Both sides have to push aside early disappointment and get their scoring boots on with the Swedes having fired blanks against Trinidad and Tobago.
Seeking to make it to the last 16 for the third straight time the Paraguayans say their English misfortune is water under the bridge.
"The England match is behind us now and we can't do anything to change the outcome. We controlled much of the game and showed what we are capable of," said Paraguayan Football Association head Oscar Harrison.
Defender Julio Caceres, who plays his club football with River Plate, said that "it all depends on us to go out there and pick up the win that we need.
"But Sweden are a good side," he noted.
Fellow defender Denis Caniza said the South Americans, who got out of the group four years ago before going down narrowly to Germany, were only thinking of winning.
"I am convinced that if we put in a consistent showing we will beat them. We have to - qualification is at stake," he added.
The Paraguayans will hope striker Roque Santa Cruz, plagued with knee trouble ahead of the finals, will find his scoring boots.
"I feel strong enough to go out and play my game and put myself about," the Bayern Munich target man said.
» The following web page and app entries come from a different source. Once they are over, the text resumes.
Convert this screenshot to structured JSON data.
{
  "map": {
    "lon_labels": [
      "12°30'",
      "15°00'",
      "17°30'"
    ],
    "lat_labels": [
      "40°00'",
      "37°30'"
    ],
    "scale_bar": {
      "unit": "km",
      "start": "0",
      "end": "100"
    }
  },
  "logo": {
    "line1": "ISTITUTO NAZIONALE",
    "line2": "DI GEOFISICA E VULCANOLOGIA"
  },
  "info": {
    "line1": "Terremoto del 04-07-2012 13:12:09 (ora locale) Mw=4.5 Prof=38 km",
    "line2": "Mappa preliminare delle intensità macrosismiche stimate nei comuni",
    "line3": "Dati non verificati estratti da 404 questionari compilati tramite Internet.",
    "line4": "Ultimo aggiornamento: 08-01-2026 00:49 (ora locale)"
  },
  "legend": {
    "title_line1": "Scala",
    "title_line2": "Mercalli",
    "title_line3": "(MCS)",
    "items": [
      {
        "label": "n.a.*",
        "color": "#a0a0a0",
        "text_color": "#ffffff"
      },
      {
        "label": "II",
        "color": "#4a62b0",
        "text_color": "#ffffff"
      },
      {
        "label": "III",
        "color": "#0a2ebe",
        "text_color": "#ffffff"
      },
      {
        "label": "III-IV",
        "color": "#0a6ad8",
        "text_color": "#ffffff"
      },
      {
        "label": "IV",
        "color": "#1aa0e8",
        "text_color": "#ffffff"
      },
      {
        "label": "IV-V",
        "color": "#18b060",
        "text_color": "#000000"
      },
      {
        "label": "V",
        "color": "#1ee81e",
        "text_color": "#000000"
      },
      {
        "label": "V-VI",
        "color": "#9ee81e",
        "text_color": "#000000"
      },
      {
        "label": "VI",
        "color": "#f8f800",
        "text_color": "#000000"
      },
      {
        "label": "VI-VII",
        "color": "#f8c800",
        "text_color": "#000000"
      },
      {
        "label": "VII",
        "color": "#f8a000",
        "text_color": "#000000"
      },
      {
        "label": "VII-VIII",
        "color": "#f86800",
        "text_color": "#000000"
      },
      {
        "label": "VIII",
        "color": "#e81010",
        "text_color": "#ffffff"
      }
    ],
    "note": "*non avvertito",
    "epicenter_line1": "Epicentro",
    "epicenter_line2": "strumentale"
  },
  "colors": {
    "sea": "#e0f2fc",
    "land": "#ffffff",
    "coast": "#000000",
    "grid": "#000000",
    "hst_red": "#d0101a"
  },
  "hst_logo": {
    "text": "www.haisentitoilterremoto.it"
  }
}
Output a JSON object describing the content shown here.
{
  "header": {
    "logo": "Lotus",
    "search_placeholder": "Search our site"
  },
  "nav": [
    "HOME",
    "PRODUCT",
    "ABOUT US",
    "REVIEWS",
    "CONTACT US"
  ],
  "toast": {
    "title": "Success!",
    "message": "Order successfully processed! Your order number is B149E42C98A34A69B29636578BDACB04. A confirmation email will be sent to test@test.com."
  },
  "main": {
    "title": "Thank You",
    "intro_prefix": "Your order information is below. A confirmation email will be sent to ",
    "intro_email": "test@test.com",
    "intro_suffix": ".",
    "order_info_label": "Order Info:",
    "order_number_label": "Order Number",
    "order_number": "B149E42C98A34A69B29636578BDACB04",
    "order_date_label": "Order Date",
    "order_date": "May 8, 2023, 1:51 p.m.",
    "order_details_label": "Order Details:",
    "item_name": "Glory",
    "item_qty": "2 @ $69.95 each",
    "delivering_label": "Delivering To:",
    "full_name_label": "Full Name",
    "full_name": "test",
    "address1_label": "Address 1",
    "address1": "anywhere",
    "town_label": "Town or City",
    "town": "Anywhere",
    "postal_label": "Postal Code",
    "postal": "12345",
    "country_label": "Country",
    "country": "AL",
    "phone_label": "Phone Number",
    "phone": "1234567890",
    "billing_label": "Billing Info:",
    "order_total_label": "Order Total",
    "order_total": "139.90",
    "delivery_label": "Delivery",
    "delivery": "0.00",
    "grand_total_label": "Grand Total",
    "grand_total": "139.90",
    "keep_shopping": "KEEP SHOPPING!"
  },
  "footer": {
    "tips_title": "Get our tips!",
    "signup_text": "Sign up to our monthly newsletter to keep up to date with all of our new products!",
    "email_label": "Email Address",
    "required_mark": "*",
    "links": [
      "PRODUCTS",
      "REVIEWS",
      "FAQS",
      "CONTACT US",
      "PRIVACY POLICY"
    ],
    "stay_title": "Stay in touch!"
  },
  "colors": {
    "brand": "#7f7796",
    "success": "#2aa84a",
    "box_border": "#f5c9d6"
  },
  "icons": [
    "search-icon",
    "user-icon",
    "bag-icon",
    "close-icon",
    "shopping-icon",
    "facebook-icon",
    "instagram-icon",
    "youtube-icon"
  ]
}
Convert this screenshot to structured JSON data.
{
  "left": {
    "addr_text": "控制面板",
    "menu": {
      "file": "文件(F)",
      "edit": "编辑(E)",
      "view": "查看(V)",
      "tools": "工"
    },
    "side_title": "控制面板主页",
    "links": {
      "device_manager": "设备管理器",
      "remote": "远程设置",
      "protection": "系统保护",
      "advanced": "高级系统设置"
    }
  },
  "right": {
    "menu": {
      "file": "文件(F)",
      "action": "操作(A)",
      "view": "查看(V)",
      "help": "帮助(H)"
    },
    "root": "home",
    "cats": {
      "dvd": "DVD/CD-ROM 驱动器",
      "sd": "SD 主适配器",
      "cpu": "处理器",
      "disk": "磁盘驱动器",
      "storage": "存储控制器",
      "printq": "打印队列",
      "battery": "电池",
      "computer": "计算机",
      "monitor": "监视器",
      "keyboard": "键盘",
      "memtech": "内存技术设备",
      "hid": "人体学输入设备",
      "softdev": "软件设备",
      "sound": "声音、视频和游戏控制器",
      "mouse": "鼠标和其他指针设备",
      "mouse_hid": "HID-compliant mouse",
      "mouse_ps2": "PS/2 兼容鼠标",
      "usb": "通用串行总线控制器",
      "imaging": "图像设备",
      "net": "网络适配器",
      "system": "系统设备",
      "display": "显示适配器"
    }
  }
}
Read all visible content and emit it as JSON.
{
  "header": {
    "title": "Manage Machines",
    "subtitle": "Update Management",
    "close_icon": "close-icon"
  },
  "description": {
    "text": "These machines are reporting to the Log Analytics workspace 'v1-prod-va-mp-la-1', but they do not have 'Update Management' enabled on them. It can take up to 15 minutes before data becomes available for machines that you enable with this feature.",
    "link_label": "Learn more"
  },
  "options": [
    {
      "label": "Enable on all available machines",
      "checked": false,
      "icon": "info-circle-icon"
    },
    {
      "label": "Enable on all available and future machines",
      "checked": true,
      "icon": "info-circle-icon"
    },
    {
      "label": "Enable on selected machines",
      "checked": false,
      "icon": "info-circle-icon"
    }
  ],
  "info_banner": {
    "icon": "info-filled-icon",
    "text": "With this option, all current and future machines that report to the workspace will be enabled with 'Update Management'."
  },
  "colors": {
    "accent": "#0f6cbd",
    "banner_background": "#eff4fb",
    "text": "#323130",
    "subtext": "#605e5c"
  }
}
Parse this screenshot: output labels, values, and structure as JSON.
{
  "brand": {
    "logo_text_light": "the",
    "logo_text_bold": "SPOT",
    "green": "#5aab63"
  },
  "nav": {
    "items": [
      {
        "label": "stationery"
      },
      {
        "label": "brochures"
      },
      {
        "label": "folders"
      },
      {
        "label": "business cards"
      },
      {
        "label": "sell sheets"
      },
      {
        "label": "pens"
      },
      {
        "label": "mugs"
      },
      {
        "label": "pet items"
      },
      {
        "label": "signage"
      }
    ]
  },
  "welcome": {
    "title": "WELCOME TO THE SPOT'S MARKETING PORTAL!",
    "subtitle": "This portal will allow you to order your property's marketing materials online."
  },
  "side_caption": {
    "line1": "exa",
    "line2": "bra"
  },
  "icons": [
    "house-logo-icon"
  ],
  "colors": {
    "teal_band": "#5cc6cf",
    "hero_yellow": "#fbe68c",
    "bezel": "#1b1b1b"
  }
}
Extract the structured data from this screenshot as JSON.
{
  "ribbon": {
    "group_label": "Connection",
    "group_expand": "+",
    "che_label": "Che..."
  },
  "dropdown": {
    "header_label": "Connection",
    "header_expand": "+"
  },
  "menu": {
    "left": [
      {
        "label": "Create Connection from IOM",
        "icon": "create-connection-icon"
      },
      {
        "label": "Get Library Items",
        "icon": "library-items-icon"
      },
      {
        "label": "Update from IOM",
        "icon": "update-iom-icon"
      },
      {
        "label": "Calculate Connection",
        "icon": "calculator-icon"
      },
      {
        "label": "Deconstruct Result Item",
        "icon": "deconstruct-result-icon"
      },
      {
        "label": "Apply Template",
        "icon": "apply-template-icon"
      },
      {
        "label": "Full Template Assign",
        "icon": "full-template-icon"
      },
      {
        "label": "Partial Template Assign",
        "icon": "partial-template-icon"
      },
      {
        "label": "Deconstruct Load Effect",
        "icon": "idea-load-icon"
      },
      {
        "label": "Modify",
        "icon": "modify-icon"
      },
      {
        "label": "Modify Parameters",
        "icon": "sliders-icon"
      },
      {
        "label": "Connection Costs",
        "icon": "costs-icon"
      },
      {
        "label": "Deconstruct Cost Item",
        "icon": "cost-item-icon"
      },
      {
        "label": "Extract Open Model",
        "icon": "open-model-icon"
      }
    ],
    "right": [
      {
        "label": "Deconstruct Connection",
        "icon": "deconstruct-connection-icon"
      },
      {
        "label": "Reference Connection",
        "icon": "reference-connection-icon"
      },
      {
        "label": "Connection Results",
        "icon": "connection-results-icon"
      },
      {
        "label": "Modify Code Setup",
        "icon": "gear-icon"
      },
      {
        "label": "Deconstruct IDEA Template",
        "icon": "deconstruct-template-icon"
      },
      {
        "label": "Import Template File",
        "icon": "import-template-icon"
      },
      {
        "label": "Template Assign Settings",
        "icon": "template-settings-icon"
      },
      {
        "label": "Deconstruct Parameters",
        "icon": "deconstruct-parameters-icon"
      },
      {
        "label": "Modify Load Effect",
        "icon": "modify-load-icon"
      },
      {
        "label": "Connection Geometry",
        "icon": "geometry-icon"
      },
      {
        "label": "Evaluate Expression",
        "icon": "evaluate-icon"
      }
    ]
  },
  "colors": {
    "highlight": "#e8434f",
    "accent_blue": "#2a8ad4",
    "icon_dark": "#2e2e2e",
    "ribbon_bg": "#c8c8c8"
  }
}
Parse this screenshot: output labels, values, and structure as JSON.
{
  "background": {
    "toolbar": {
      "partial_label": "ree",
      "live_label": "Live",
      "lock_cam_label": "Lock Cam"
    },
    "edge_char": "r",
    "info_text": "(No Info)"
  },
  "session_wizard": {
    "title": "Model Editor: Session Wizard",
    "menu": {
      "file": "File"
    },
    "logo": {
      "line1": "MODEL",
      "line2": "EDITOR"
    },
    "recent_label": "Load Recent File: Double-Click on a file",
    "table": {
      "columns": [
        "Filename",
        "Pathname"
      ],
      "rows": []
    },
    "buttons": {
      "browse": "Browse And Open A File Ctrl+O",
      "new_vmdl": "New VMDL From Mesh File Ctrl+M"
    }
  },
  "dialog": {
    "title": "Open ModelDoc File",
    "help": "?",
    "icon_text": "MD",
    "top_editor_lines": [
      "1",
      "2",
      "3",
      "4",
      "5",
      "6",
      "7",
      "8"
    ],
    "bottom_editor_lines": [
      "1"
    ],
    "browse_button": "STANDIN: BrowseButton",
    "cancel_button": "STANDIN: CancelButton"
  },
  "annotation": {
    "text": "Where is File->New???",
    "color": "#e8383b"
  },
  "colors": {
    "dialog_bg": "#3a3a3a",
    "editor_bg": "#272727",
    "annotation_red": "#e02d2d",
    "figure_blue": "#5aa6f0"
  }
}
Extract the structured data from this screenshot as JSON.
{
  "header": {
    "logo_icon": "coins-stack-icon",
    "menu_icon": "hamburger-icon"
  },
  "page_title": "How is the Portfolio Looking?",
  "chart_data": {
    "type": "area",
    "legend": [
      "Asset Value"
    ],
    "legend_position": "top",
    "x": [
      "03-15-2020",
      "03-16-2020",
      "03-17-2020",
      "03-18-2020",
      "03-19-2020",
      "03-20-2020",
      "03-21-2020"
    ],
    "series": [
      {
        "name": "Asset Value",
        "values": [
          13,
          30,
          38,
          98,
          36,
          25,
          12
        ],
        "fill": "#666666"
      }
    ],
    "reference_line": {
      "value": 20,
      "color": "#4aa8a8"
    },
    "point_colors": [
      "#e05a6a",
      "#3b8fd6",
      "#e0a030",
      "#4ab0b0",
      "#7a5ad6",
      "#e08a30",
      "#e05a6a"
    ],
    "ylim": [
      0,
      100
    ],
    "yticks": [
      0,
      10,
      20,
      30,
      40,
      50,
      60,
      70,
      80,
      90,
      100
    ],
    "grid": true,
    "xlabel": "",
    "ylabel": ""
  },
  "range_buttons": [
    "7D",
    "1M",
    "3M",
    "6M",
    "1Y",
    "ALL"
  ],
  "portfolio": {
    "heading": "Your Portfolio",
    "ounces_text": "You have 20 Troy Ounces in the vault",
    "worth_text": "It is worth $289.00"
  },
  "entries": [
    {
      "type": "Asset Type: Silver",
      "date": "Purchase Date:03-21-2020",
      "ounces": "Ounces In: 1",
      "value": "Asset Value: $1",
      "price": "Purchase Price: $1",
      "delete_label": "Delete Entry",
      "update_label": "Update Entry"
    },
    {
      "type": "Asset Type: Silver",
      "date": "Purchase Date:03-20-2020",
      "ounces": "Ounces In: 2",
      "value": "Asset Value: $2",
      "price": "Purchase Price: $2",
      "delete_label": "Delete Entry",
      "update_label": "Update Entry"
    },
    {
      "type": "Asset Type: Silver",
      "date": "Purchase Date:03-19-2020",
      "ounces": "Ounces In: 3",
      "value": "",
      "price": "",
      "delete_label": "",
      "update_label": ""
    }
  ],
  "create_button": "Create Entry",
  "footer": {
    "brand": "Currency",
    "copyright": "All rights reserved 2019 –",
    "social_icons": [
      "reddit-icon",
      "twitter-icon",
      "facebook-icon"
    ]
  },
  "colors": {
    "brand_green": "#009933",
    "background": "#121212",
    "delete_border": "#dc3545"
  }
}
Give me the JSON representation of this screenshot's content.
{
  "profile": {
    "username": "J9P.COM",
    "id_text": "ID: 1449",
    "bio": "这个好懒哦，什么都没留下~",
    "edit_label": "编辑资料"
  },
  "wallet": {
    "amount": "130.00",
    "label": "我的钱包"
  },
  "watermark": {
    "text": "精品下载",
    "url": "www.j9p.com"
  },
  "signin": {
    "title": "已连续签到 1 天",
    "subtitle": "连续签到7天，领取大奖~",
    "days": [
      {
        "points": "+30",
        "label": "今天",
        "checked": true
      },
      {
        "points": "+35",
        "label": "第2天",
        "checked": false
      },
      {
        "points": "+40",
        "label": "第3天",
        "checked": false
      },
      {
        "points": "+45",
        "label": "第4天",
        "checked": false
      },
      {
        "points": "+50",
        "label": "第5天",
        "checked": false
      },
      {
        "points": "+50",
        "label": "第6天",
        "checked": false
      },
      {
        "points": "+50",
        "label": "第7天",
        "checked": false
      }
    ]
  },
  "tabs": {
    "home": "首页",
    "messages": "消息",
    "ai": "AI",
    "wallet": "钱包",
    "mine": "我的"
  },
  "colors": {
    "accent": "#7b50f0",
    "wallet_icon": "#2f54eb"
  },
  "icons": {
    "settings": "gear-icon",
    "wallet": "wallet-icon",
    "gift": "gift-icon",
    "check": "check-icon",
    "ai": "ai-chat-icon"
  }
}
Much will depend on how well the Paraguayan backline copes with the trident of Juventus star Zlatan Ibrahimovic, freshly-crowned Champions League winner Henrik Larsson and Freddie Ljungberg, who between them scored 20 of the Scandinavians' 30 goals in qualifying.
Sweden, 1958 runners-up on their own soil and third in 1994, are making their 11th World Cup appearance while the Paraguayans are competing for the sixth time, though they have never gone beyond the second phase.
Lars Lagerbäck's Swedes are being supported by some 15,000 fans, many of whom are camped out in caravans in the woods not far from the Olympic Stadium.
With Larsson a cult figure from his time at Celtic, some Scottish fans are also here to back the side with their own team not represented.
A small gaggle of fans clad in the incongruous garb of yellow Swedish shirts and kilts were heading out to the stadium on Wednesday to reconnoitre it in advance and drink in the atmosphere.
The Swedes know only a win will settle them with their final match looking the toughest on paper against England, managed by Swede Sven-Goran Eriksson, who will not be looking to hand them any favours in his last tournament in charge of the 1966 champions.
The Trinidad draw which Swedes dominated without making their class tell has taken a toll on morale amid reports that skipper Ljungberg and team-mate Olof Mellberg had a bustup after their first game.
But the pair say they have made up.
They engaged in a similar spat at the the 2002 World Cup in Japan, when Ljungberg angrily went for Mellberg following a hard sliding tackle during training and the players had to be separated by force.
According to Ljungberg, "it was a little bit of an aggressive discussion but Olof and I can handle this. There are no problems between us."
Sweden are set to bring back goalkeeper Andreas Isaksson, who briefly blacked out after a freak training ground accident which saw him hit in the face by a loose ball from former Rennes team-mate Kim Källström.
Paraguay have had their own goalkeeping problems, with Justo Villar out of the tournament after injuring a calf muscle in the early stages against England, deputy Aldo Bobadilla of Asuncion side Libertad stepping into the breach.